» **WORK REQUEST**: Give the number of lines in the records below that contain the word "group". State only that number.

» **DATASET RECORDS**:
# # # # #

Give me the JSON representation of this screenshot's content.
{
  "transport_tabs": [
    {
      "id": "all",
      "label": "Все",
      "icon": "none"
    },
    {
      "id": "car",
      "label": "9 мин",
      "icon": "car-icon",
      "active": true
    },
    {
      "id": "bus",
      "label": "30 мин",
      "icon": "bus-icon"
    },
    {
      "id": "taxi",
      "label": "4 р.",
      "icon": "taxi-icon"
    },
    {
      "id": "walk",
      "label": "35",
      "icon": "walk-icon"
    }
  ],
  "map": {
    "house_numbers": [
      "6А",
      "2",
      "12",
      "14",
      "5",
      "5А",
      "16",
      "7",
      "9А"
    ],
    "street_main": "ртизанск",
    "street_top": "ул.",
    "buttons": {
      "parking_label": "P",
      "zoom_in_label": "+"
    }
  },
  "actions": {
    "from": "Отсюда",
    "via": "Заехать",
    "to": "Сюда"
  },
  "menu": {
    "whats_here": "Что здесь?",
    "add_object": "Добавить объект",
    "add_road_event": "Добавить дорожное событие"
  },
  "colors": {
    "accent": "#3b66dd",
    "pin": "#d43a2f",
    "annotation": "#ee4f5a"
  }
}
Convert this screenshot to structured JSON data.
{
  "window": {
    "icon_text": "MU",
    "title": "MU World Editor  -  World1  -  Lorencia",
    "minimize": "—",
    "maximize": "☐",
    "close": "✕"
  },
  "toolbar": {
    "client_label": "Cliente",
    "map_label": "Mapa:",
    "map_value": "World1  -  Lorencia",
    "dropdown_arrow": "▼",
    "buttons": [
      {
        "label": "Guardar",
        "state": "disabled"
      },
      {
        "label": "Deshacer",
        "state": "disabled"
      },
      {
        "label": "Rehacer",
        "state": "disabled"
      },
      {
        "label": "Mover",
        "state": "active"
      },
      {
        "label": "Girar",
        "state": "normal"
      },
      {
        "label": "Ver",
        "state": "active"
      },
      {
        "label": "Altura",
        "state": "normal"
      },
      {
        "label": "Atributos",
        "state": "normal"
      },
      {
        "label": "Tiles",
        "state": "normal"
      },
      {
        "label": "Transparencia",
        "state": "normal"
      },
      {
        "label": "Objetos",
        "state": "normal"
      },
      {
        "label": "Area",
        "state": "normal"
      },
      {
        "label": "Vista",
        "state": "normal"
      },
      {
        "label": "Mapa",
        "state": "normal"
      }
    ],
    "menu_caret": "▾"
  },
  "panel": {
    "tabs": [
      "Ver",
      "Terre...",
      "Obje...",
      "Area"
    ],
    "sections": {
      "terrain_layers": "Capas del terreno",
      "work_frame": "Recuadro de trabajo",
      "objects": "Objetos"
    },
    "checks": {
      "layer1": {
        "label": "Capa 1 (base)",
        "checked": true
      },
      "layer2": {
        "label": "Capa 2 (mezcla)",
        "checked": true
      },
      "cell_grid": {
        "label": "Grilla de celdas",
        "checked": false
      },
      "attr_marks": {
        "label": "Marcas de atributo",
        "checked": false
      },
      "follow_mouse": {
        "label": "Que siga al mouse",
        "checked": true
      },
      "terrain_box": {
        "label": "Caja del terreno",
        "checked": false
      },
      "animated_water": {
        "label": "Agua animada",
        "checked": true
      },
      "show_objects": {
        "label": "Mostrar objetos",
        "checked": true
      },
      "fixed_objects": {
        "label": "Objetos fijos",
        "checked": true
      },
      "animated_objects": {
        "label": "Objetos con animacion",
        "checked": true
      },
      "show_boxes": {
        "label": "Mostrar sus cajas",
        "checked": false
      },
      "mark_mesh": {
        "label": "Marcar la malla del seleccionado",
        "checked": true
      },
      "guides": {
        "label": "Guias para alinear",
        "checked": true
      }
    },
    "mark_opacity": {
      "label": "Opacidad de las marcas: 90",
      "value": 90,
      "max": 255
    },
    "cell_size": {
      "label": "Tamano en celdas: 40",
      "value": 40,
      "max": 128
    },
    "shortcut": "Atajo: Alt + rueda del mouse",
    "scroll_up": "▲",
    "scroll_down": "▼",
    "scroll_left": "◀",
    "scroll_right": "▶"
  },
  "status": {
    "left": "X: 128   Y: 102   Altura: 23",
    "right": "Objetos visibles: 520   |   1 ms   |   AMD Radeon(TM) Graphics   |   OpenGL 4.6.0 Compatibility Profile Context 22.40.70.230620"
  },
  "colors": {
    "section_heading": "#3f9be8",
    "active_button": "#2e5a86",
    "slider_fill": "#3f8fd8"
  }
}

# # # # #

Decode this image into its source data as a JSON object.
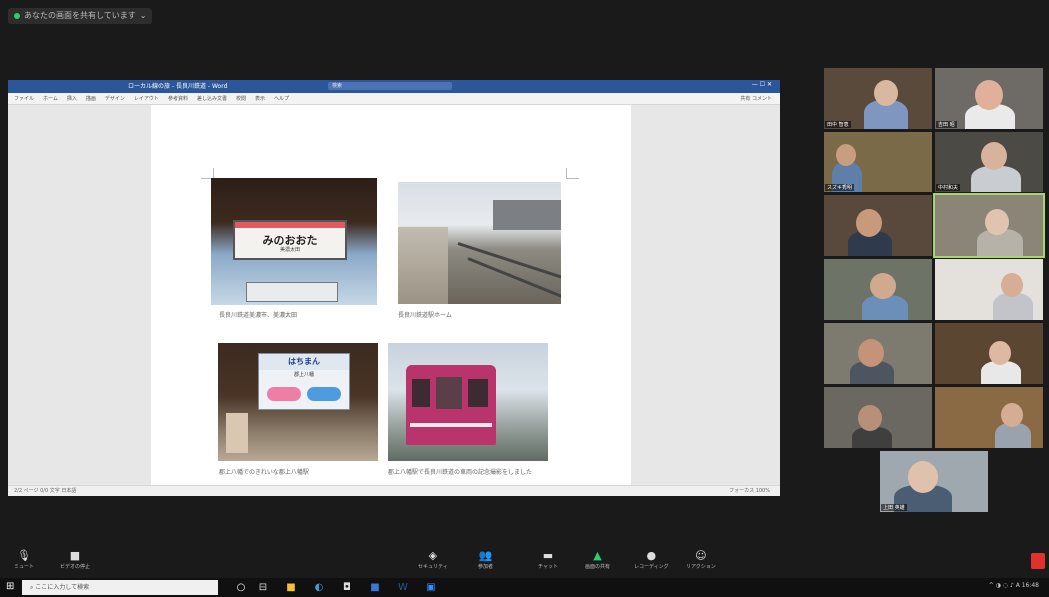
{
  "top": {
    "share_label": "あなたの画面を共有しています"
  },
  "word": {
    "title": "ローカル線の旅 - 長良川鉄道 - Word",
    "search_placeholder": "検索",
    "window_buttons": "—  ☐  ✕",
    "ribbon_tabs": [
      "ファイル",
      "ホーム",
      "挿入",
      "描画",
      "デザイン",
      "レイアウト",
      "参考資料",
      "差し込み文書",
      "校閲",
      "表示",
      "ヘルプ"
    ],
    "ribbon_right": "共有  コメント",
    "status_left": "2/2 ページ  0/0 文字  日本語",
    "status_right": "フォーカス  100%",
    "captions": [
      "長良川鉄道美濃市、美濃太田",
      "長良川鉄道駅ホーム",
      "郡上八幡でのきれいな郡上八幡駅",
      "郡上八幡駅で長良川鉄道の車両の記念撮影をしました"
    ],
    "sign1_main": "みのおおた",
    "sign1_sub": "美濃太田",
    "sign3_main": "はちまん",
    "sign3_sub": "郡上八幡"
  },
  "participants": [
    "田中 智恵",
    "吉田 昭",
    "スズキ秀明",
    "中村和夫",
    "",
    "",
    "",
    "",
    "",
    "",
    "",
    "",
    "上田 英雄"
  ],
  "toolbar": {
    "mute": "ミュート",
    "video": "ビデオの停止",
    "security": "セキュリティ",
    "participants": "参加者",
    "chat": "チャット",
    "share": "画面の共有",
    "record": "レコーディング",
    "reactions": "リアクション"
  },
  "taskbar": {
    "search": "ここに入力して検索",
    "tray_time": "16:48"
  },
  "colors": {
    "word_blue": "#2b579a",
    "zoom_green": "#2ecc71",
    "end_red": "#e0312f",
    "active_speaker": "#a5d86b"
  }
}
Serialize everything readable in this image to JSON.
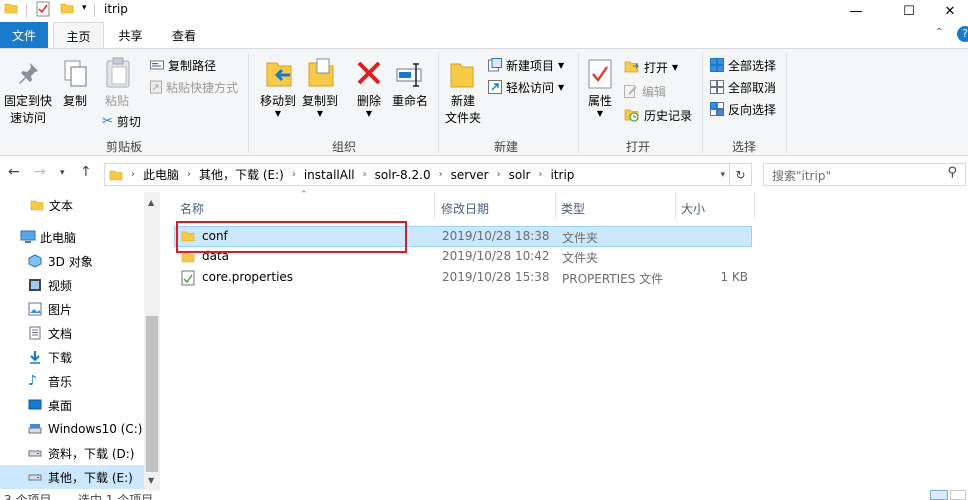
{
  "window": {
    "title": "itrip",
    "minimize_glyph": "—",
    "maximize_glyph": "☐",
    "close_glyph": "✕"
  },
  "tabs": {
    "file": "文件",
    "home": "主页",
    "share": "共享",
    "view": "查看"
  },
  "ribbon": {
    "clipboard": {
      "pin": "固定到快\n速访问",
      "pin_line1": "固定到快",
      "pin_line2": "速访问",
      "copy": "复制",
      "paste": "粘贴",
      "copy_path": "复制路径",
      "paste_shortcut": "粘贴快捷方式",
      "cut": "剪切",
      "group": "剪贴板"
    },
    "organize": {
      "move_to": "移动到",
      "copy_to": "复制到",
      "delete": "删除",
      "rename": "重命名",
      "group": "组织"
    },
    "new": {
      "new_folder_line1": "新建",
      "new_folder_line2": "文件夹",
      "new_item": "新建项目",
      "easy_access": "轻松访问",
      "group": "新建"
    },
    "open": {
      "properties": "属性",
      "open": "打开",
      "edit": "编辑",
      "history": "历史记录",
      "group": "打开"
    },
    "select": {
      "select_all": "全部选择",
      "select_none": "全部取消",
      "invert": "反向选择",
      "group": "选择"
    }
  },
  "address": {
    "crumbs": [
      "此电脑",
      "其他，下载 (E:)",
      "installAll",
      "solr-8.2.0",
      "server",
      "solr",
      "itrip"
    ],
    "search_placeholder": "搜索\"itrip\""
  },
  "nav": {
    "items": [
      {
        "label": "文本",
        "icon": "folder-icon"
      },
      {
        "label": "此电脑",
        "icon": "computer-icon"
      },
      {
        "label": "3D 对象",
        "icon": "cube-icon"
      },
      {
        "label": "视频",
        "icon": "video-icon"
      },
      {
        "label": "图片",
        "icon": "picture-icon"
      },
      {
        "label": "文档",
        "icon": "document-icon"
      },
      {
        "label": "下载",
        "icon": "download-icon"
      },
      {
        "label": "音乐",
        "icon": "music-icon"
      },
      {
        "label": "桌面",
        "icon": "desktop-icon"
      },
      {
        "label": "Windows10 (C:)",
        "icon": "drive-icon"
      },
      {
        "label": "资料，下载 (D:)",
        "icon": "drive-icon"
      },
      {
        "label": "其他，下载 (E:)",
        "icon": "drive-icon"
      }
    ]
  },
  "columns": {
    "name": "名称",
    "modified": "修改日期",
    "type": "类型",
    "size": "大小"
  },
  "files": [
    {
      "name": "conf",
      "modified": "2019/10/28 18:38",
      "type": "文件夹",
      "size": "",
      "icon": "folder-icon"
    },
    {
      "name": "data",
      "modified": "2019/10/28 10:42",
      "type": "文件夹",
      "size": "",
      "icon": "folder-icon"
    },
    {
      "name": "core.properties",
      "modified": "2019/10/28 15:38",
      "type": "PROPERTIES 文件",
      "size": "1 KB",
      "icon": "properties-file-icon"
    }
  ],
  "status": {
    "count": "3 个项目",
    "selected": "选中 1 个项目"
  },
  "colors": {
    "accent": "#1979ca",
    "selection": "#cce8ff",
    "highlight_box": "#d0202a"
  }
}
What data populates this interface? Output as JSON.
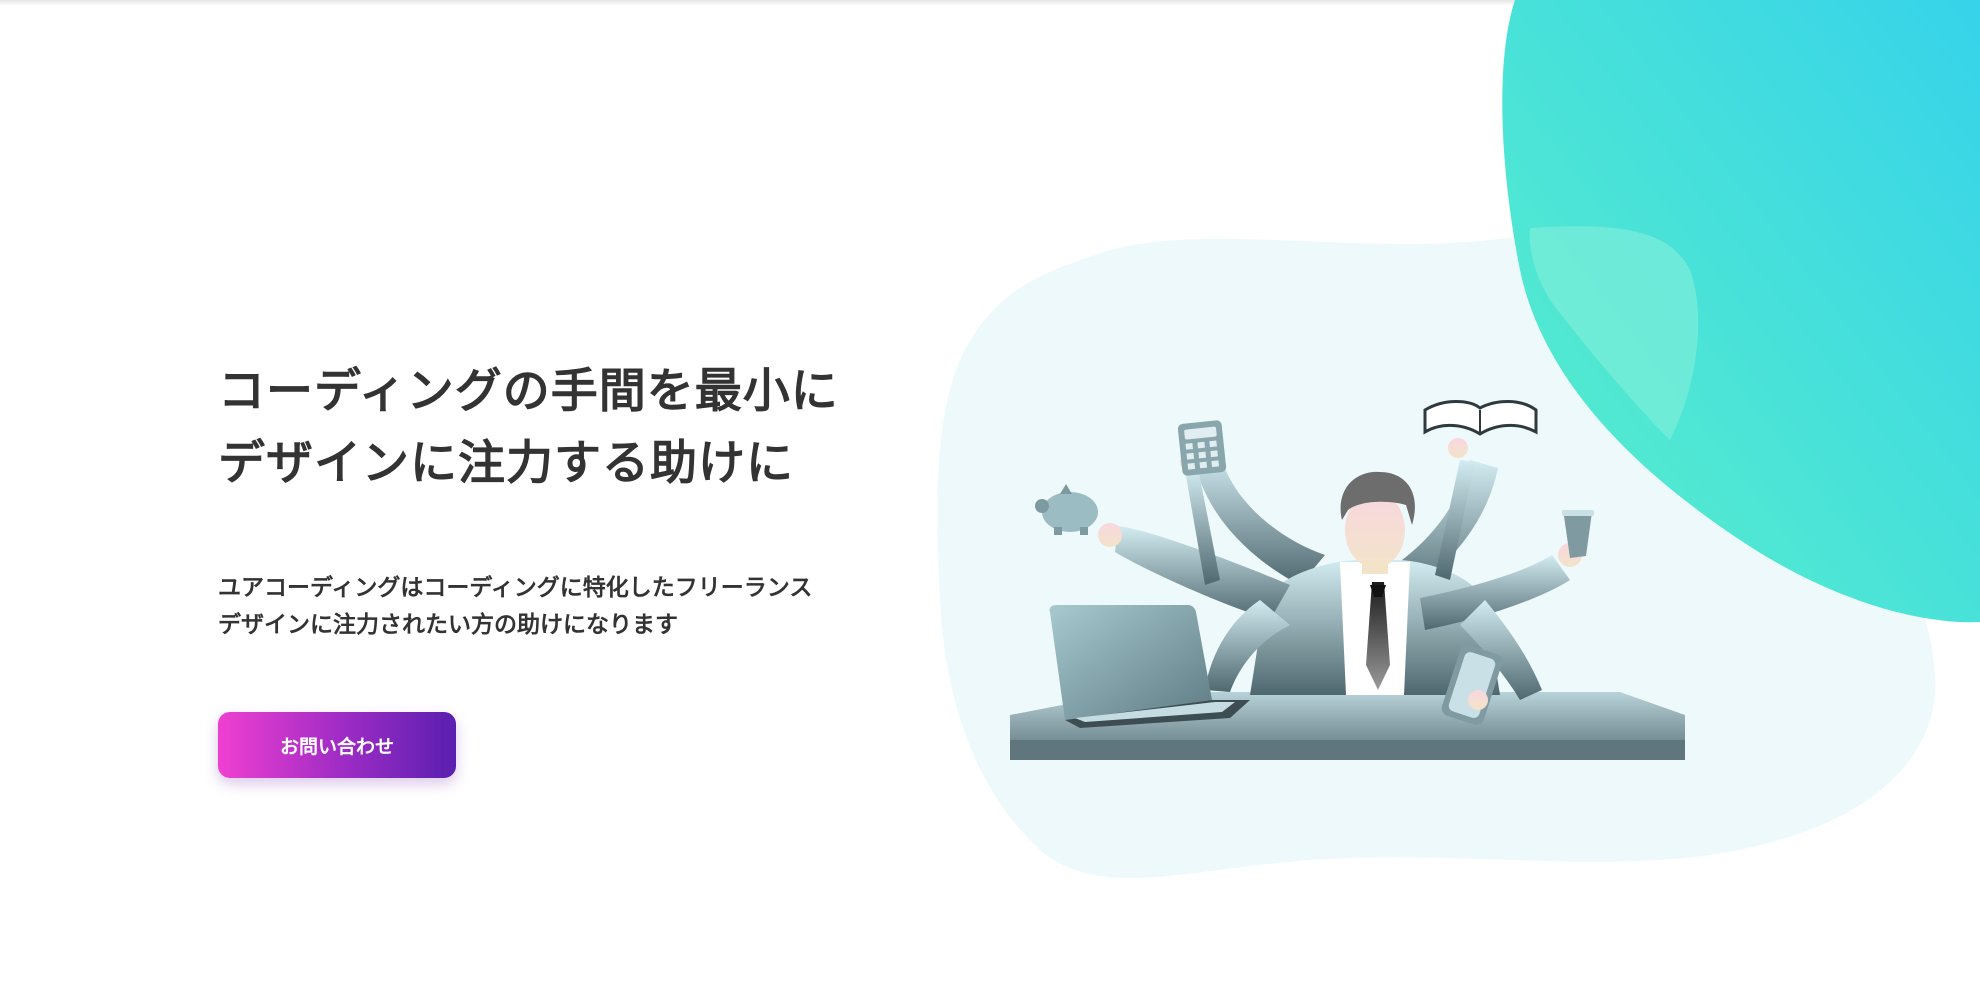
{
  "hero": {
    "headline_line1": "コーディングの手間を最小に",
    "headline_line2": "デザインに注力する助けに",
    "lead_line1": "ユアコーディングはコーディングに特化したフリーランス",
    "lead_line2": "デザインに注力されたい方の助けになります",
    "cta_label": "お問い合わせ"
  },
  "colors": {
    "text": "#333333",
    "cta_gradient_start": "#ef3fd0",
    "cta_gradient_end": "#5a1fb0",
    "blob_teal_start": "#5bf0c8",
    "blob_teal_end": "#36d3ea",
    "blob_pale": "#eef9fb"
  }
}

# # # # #

» **TASK ANSWER**: 5